- Activity: Each line in the records that mentions the word "icon" needs to be listed.

[[ Data under study, beginning ]]

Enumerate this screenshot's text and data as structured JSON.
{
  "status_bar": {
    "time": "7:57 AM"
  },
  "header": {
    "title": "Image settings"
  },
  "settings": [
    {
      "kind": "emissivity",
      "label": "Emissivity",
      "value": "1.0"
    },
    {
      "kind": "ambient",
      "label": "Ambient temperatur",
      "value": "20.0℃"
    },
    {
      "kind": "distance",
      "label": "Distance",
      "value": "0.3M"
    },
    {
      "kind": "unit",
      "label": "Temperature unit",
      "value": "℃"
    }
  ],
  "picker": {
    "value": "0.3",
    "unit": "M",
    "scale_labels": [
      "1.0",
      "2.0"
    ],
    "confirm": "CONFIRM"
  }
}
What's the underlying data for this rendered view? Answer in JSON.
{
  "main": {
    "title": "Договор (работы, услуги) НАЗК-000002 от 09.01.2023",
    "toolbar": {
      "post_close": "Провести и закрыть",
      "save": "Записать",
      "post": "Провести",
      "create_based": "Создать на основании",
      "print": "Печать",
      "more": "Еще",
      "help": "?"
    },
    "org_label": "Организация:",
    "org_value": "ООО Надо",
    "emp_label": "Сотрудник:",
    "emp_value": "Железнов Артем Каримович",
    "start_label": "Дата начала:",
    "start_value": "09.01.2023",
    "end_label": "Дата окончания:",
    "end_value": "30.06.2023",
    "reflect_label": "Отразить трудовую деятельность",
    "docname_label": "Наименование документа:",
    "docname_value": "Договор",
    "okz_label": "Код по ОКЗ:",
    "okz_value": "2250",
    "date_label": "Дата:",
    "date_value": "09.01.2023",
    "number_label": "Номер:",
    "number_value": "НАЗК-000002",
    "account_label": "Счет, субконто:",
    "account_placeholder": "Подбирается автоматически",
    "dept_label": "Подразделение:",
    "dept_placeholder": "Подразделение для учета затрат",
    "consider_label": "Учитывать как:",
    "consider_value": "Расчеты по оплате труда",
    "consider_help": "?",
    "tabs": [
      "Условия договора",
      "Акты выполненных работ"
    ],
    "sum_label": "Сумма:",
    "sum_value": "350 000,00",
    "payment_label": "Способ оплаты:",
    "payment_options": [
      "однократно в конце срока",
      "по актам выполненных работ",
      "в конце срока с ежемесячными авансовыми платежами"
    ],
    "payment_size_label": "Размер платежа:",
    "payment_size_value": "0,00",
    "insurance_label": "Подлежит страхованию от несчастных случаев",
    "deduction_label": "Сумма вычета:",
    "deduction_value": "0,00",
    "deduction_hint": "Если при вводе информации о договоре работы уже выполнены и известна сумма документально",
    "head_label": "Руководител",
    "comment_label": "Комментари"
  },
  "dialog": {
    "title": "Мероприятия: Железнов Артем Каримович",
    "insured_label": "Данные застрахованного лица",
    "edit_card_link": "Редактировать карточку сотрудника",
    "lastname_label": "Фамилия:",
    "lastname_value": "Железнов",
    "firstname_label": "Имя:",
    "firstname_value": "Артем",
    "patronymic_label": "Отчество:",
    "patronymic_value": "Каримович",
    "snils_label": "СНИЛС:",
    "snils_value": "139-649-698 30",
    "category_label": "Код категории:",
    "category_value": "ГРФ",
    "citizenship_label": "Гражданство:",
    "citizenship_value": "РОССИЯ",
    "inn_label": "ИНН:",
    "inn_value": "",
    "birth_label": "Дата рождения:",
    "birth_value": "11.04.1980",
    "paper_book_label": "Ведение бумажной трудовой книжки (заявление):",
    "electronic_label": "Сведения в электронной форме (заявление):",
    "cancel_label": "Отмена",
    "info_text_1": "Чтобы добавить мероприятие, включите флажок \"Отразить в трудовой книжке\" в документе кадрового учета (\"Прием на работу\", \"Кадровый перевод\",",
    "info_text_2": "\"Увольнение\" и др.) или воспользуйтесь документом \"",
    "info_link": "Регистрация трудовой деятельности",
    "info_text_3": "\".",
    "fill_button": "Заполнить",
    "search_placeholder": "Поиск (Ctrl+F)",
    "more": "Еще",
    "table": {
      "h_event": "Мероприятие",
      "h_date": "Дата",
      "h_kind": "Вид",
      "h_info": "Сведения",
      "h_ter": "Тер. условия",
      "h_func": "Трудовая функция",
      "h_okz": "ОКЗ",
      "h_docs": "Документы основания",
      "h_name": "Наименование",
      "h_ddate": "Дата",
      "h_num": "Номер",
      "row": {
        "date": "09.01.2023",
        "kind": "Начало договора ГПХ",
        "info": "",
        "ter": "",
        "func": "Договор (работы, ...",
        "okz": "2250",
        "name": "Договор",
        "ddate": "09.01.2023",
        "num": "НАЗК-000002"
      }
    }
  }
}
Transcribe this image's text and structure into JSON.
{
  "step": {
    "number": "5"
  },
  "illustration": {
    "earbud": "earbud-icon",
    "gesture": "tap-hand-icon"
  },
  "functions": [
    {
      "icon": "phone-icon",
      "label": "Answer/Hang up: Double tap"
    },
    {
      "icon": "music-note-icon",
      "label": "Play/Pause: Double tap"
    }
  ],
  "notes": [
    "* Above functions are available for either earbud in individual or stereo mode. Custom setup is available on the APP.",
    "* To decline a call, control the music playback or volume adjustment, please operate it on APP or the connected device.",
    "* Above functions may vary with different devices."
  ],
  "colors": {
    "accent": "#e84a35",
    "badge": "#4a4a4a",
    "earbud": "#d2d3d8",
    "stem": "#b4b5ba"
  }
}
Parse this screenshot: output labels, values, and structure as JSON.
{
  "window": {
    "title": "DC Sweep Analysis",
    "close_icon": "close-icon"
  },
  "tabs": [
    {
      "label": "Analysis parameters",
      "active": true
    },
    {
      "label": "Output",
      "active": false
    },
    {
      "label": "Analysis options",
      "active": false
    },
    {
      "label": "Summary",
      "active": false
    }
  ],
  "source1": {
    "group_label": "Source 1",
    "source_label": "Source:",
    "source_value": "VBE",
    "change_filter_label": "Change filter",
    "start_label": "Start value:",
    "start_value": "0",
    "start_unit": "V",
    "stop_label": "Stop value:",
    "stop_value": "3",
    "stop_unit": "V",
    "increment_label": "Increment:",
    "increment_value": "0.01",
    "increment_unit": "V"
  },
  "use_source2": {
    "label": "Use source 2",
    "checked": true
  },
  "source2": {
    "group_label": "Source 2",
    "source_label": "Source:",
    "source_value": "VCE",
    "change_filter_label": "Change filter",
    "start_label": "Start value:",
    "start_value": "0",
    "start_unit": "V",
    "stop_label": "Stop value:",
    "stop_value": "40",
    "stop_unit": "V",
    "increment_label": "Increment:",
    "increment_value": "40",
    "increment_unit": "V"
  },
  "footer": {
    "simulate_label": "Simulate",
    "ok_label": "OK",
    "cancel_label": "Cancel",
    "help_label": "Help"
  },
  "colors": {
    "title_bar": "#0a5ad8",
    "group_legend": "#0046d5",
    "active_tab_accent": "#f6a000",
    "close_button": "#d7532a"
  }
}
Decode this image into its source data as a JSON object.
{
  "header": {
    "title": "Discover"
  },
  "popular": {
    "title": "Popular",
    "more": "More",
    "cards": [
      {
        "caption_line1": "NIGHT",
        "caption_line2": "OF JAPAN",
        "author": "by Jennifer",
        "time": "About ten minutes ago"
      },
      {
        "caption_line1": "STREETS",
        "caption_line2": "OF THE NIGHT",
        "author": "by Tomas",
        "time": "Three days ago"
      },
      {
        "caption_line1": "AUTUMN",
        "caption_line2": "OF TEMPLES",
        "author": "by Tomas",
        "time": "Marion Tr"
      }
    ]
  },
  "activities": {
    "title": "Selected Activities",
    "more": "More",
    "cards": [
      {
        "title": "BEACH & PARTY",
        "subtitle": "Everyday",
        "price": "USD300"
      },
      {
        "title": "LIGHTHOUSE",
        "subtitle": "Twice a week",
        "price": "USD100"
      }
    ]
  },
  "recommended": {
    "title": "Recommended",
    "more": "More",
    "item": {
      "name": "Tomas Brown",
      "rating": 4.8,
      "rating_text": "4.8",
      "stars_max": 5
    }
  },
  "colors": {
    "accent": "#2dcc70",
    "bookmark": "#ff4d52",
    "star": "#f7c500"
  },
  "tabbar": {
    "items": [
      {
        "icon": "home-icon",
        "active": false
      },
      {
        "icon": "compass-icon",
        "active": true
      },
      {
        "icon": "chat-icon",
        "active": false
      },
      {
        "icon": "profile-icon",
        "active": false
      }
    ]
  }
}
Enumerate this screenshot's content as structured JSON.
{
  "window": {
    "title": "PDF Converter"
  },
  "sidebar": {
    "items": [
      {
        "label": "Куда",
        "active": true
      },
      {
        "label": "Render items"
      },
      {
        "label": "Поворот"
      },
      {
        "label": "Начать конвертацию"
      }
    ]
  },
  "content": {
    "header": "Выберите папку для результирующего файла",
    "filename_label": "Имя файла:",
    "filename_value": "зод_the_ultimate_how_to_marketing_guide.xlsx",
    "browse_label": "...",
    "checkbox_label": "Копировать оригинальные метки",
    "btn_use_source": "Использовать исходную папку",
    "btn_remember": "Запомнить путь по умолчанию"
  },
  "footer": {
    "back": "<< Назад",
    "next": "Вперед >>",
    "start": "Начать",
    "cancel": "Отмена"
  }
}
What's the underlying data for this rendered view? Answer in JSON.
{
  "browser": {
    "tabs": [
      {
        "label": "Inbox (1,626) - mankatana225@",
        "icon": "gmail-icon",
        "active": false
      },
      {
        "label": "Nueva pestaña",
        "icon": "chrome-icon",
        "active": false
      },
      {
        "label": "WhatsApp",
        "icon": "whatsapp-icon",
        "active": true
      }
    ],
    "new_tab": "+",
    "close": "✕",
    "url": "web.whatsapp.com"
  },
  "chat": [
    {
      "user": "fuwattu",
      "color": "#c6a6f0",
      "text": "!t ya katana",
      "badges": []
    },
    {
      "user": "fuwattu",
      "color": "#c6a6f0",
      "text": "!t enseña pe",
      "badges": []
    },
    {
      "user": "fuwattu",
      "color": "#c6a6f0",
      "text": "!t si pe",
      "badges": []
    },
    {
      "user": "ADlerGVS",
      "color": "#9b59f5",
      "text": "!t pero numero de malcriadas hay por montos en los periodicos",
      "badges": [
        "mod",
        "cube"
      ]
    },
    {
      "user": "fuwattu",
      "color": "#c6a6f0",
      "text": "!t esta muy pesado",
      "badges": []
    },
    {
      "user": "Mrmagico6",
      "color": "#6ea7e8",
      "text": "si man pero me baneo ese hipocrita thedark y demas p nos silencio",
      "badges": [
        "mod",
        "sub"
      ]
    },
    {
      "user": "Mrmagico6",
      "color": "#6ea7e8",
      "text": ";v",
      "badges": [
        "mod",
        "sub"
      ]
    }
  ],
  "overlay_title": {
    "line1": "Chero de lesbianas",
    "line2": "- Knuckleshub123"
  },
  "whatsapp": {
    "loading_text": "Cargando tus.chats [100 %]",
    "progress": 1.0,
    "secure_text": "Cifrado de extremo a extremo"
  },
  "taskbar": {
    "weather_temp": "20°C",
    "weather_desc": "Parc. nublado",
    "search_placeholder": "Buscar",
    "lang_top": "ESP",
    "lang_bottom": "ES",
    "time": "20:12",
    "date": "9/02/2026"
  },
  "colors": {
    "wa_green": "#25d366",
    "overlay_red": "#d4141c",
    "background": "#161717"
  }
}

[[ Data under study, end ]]

- Solved problem:
    "earbud": "earbud-icon",
    "gesture": "tap-hand-icon"
      "icon": "phone-icon",
      "icon": "music-note-icon",
    "close_icon": "close-icon"
        "icon": "home-icon",
        "icon": "compass-icon",
        "icon": "chat-icon",
        "icon": "profile-icon",
        "icon": "gmail-icon",
        "icon": "chrome-icon",
        "icon": "whatsapp-icon",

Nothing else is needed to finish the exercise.